The West Side Initiative showcases how complex redevelopment plans can end up sponsoring all sorts of insanity. In order to kick the businesses out of the neighborhood, the city agreed to buy them out and relocate them. One of the enterprises belonged to a local entrepreneur named Kenneth Jackson: His El Dorado Lounge had been a well-known area strip club for more than 25 years. The Baltimore Sun reported that in helping relocate the establishment, the city paid Jackson $450,000 for his property, twice what he paid for it just four years earlier. Moreover, the city's relocation plan would have made Baltimore the strip club's new landlord, leasing it space in a large city building at a rock-bottom price (with an option to buy, no less).

Jewish community leaders complained when they discovered that the El Dorado's new home would be just one block away from the city's newly refurbished Holocaust Memorial. Mayor O'Malley has since scrapped the El Dorado's relocation plan, but not before the Sun and Manhattan's City Journal revealed that O'Malley had received a $2,000 campaign donation from Jackson's mother in 1999.

In yet another plan–perhaps the most ambitious in O'Malley's portfolio–the mayor has announced that he will turn Baltimore into the Silicon Valley of the East Coast. This project, code named "Digital Harbor," will try to lure high-tech companies to the city through a "cooperative plan" that will include all sorts of government and business interests. According to the plan, this "Smart Growth" initiative will allow the Baltimore faithful to "to live, work and play in a city that can serve as a national model for redevelopment."

Digital Harbor and the West Side Initiative are moving ahead. Maglev is chugging along too, now that a final environmental assessment has been completed. All that remains is whether the feds "award" the project to Baltimore-D.C. or Pittsburgh. The feds have been reassuring Baltimore's political class that if they do win the project, the system will definitely be in place in time for the 2012 Olympic Games.
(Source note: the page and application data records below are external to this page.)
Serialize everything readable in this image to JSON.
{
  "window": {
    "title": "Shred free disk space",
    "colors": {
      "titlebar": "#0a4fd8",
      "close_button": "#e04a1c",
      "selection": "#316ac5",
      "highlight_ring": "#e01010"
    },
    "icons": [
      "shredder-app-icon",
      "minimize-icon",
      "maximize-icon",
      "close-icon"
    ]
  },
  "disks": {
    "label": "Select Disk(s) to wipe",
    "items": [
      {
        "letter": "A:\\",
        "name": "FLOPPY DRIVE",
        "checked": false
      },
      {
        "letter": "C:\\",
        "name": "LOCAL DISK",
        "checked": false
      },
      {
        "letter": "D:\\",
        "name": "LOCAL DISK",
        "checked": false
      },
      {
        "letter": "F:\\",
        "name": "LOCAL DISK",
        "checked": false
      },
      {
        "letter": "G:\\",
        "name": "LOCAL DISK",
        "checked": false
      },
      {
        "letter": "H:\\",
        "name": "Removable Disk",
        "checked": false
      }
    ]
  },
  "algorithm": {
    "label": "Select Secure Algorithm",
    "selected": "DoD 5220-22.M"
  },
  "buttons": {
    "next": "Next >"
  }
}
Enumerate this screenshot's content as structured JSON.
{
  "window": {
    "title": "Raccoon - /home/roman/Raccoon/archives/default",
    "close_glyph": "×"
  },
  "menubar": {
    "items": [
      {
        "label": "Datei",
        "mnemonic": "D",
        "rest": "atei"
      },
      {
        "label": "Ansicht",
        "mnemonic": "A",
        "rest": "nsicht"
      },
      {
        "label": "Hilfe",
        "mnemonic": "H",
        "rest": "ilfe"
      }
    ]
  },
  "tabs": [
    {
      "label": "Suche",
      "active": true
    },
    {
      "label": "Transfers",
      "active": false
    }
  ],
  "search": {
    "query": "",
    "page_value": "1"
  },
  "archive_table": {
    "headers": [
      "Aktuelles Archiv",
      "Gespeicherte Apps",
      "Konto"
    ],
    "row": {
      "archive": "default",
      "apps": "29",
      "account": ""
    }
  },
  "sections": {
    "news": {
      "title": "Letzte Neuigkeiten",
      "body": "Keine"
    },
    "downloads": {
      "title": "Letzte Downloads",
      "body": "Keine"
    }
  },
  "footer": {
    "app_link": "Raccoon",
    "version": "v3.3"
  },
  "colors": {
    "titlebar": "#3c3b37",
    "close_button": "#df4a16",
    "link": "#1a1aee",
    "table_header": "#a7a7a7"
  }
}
That's yet another thing that O'Malley and local officials are sure will help Baltimore keep the title of Greatest City in America, or the world, or something.

The only question left, it seems, is whether anyone will still be living in Baltimore by then.